Ireland tried to take over the City of Dublin.
The rebellion was led by a collection of volunteer organizations including the Irish Republican Brotherhood, Sinn Fein, the Irish Volunteers and the Irish Citizens Army.
Throughout the day, the Irish rebels took possession of several different sections of the city. An official British communication, published in The Boston Globe, read:
“A large party of men identified with the Sinn Fein party, mostly armed, occupied Stephen’s Green and took possession forcibly of the Post Office, where they cut the telegraph and telephonic wires. Houses were also occupied in Stephen’s Green,
The armed uprising was planned for months in advance, with weapons from Germany being simultaneously shipped to the coast of Ireland to support the rebellion. But the capture of the German ship, the Aud, bringing guns for the rebels meant that “any chance of a successful uprising disappeared,” wrote Irish historian Michael Kenny in The Road to Freedom, published by the National Museum of Ireland.
On April 28, the Globe reported that the revolt was spreading outside of
Dublin and that martial law had been declared across the island. Subsequent reports referred to the rebels as “traitors to Ireland,” but that sentiment quickly changed when British General Maxwell executed the captured Irish leaders on May 3, 1916.

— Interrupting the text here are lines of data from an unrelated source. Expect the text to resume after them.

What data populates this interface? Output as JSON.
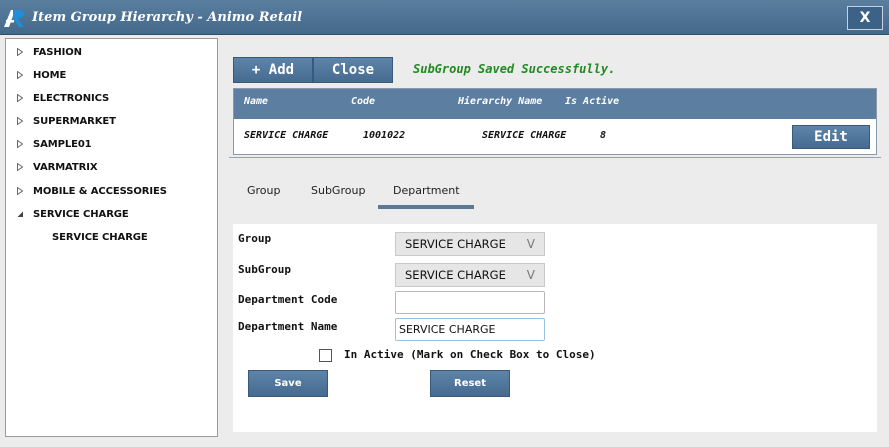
{
  "window": {
    "title": "Item Group Hierarchy - Animo Retail",
    "close_label": "X"
  },
  "tree": {
    "items": [
      {
        "label": "FASHION",
        "expanded": false
      },
      {
        "label": "HOME",
        "expanded": false
      },
      {
        "label": "ELECTRONICS",
        "expanded": false
      },
      {
        "label": "SUPERMARKET",
        "expanded": false
      },
      {
        "label": "SAMPLE01",
        "expanded": false
      },
      {
        "label": "VARMATRIX",
        "expanded": false
      },
      {
        "label": "MOBILE & ACCESSORIES",
        "expanded": false
      },
      {
        "label": "SERVICE CHARGE",
        "expanded": true,
        "children": [
          {
            "label": "SERVICE CHARGE"
          }
        ]
      }
    ]
  },
  "toolbar": {
    "add_label": "+ Add",
    "close_label": "Close",
    "status_message": "SubGroup Saved Successfully."
  },
  "grid": {
    "columns": [
      "Name",
      "Code",
      "Hierarchy Name",
      "Is Active"
    ],
    "rows": [
      {
        "name": "SERVICE CHARGE",
        "code": "1001022",
        "hierarchy": "SERVICE CHARGE",
        "active": "8",
        "action": "Edit"
      }
    ]
  },
  "tabs": [
    {
      "label": "Group",
      "active": false
    },
    {
      "label": "SubGroup",
      "active": false
    },
    {
      "label": "Department",
      "active": true
    }
  ],
  "form": {
    "group_label": "Group",
    "group_value": "SERVICE CHARGE",
    "subgroup_label": "SubGroup",
    "subgroup_value": "SERVICE CHARGE",
    "dept_code_label": "Department Code",
    "dept_code_value": "",
    "dept_name_label": "Department Name",
    "dept_name_value": "SERVICE CHARGE",
    "inactive_label": "In Active (Mark on Check Box to Close)",
    "inactive_checked": false,
    "save_label": "Save",
    "reset_label": "Reset",
    "dropdown_glyph": "V"
  },
  "colors": {
    "titlebar": "#4f7395",
    "button": "#4f7599",
    "status": "#1f8a1f",
    "grid_header": "#5c7ea0"
  }
}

Boston, the Irish community had already rallied against the British and saw the rebels as heroes. In a speech in Pittsfield, MA on May 1, 1916, Joseph O’Connell, ex-US Congressman from Boston, told a rally organized by the Friends of Irish Freedom, "I glory in the brave spirits who defied the tyrant England, and I am very proud that there are yet Irish in Ireland with the spirit of Wolfe Tone, Emmett, Meagher, John Boyle O’Reilly and O’Connell...who dare to oppose the despotic rule of England in Ireland.”
Later that summer, Nora Connolly, the daughter of Irish rebel James Connolly, one of the executed leaders, came to

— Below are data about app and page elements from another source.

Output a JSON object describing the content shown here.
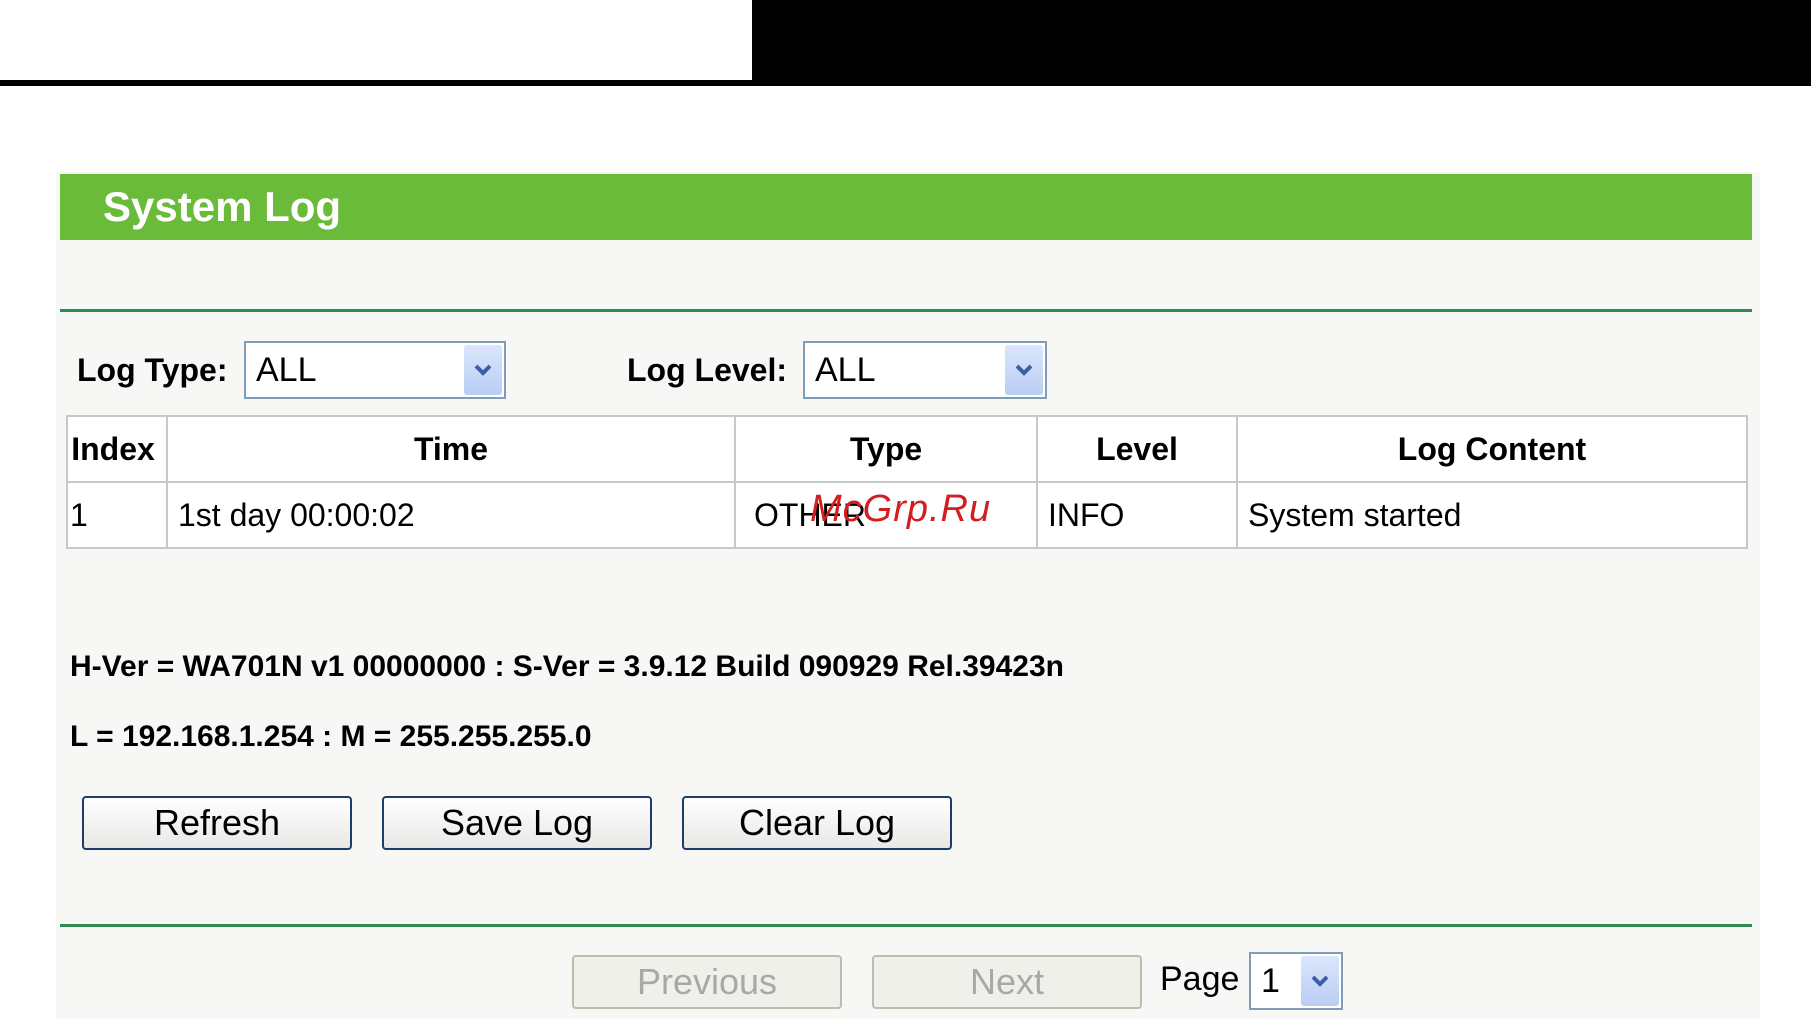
{
  "title": "System Log",
  "filters": {
    "log_type_label": "Log Type:",
    "log_type_value": "ALL",
    "log_level_label": "Log Level:",
    "log_level_value": "ALL"
  },
  "table": {
    "headers": [
      "Index",
      "Time",
      "Type",
      "Level",
      "Log Content"
    ],
    "rows": [
      [
        "1",
        "1st day 00:00:02",
        "OTHER",
        "INFO",
        "System started"
      ]
    ]
  },
  "info": {
    "version_line": "H-Ver = WA701N v1 00000000 : S-Ver = 3.9.12 Build 090929 Rel.39423n",
    "network_line": "L = 192.168.1.254 : M = 255.255.255.0"
  },
  "actions": {
    "refresh": "Refresh",
    "save_log": "Save Log",
    "clear_log": "Clear Log"
  },
  "pagination": {
    "previous": "Previous",
    "next": "Next",
    "page_label": "Page",
    "page_value": "1"
  },
  "watermark": "McGrp.Ru",
  "colors": {
    "title_bar": "#6abb3a",
    "rule": "#2f8a55",
    "button_border": "#1c3d6a",
    "watermark": "#d21e1e"
  }
}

Boston to “tell the true story of the Irish uprising.” The 23 year old woman made a great impression on the Boston media and on the area’s large Irish community.
Boston Nora Connolly was the guest of Mayor James M. Curley, who gave orders that “every courtesy possible is extended to her while in Boston,” wrote The Boston Globe. As she was leaving City Hall, “the mayor handed her a substantial purse of money, the gift of a few Friends of Irish Freedom, as the mayor put it.”